Each record below must be returned exactly, with no line left out.

Data for this exercise:

┏━━

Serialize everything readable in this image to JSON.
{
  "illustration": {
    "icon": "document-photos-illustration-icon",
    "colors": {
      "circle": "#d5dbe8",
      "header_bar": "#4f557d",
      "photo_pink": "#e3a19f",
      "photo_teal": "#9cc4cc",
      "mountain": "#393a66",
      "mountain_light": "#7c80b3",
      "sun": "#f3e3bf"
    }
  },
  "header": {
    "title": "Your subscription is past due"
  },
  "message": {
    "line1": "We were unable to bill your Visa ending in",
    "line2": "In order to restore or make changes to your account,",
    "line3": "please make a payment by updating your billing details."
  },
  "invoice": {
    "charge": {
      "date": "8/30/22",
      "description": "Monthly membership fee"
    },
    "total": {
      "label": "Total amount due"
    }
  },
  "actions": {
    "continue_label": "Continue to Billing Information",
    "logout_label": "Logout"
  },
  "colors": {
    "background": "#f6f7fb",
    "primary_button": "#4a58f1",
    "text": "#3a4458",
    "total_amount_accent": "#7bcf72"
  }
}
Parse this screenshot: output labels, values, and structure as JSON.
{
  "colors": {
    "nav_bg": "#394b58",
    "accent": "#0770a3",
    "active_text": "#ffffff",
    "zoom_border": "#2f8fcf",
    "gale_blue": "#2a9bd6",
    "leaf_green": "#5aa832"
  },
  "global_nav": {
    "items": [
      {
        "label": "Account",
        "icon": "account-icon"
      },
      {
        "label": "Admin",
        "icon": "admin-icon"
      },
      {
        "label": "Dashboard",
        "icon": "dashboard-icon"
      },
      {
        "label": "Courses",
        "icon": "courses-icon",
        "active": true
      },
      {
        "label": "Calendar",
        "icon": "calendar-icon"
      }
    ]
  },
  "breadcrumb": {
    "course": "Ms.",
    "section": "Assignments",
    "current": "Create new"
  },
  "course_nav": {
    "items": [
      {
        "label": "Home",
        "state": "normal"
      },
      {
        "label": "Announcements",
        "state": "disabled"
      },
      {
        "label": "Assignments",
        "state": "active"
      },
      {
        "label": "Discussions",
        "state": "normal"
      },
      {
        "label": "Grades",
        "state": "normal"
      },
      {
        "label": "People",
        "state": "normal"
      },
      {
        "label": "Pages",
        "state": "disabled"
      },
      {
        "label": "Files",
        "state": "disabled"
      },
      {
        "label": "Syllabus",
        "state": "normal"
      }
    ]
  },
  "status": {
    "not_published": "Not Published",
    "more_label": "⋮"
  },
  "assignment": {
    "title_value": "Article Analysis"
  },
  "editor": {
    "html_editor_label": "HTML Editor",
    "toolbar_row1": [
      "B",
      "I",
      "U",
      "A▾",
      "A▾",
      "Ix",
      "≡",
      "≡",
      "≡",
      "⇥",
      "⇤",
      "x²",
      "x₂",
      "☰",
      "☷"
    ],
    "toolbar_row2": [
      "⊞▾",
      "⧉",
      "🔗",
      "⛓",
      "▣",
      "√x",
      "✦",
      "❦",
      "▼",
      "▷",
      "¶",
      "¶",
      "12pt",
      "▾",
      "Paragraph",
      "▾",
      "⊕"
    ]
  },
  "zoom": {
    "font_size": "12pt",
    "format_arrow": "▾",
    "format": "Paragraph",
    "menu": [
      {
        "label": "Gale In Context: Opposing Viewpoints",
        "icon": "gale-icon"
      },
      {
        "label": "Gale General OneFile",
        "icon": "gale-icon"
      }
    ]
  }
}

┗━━

Solution to the problem:
Serialize everything readable in this image to JSON.
{
  "illustration": {
    "icon": "document-photos-illustration-icon",
    "colors": {
      "circle": "#d5dbe8",
      "header_bar": "#4f557d",
      "photo_pink": "#e3a19f",
      "photo_teal": "#9cc4cc",
      "mountain": "#393a66",
      "mountain_light": "#7c80b3",
      "sun": "#f3e3bf"
    }
  },
  "header": {
    "title": "Your subscription is past due"
  },
  "message": {
    "line1": "We were unable to bill your Visa ending in",
    "line2": "In order to restore or make changes to your account,",
    "line3": "please make a payment by updating your billing details."
  },
  "invoice": {
    "charge": {
      "date": "8/30/22",
      "description": "Monthly membership fee"
    },
    "total": {
      "label": "Total amount due"
    }
  },
  "actions": {
    "continue_label": "Continue to Billing Information",
    "logout_label": "Logout"
  },
  "colors": {
    "background": "#f6f7fb",
    "primary_button": "#4a58f1",
    "text": "#3a4458",
    "total_amount_accent": "#7bcf72"
  }
}
Parse this screenshot: output labels, values, and structure as JSON.
{
  "colors": {
    "nav_bg": "#394b58",
    "accent": "#0770a3",
    "active_text": "#ffffff",
    "zoom_border": "#2f8fcf",
    "gale_blue": "#2a9bd6",
    "leaf_green": "#5aa832"
  },
  "global_nav": {
    "items": [
      {
        "label": "Account",
        "icon": "account-icon"
      },
      {
        "label": "Admin",
        "icon": "admin-icon"
      },
      {
        "label": "Dashboard",
        "icon": "dashboard-icon"
      },
      {
        "label": "Courses",
        "icon": "courses-icon",
        "active": true
      },
      {
        "label": "Calendar",
        "icon": "calendar-icon"
      }
    ]
  },
  "breadcrumb": {
    "course": "Ms.",
    "section": "Assignments",
    "current": "Create new"
  },
  "course_nav": {
    "items": [
      {
        "label": "Home",
        "state": "normal"
      },
      {
        "label": "Announcements",
        "state": "disabled"
      },
      {
        "label": "Assignments",
        "state": "active"
      },
      {
        "label": "Discussions",
        "state": "normal"
      },
      {
        "label": "Grades",
        "state": "normal"
      },
      {
        "label": "People",
        "state": "normal"
      },
      {
        "label": "Pages",
        "state": "disabled"
      },
      {
        "label": "Files",
        "state": "disabled"
      },
      {
        "label": "Syllabus",
        "state": "normal"
      }
    ]
  },
  "status": {
    "not_published": "Not Published",
    "more_label": "⋮"
  },
  "assignment": {
    "title_value": "Article Analysis"
  },
  "editor": {
    "html_editor_label": "HTML Editor",
    "toolbar_row1": [
      "B",
      "I",
      "U",
      "A▾",
      "A▾",
      "Ix",
      "≡",
      "≡",
      "≡",
      "⇥",
      "⇤",
      "x²",
      "x₂",
      "☰",
      "☷"
    ],
    "toolbar_row2": [
      "⊞▾",
      "⧉",
      "🔗",
      "⛓",
      "▣",
      "√x",
      "✦",
      "❦",
      "▼",
      "▷",
      "¶",
      "¶",
      "12pt",
      "▾",
      "Paragraph",
      "▾",
      "⊕"
    ]
  },
  "zoom": {
    "font_size": "12pt",
    "format_arrow": "▾",
    "format": "Paragraph",
    "menu": [
      {
        "label": "Gale In Context: Opposing Viewpoints",
        "icon": "gale-icon"
      },
      {
        "label": "Gale General OneFile",
        "icon": "gale-icon"
      }
    ]
  }
}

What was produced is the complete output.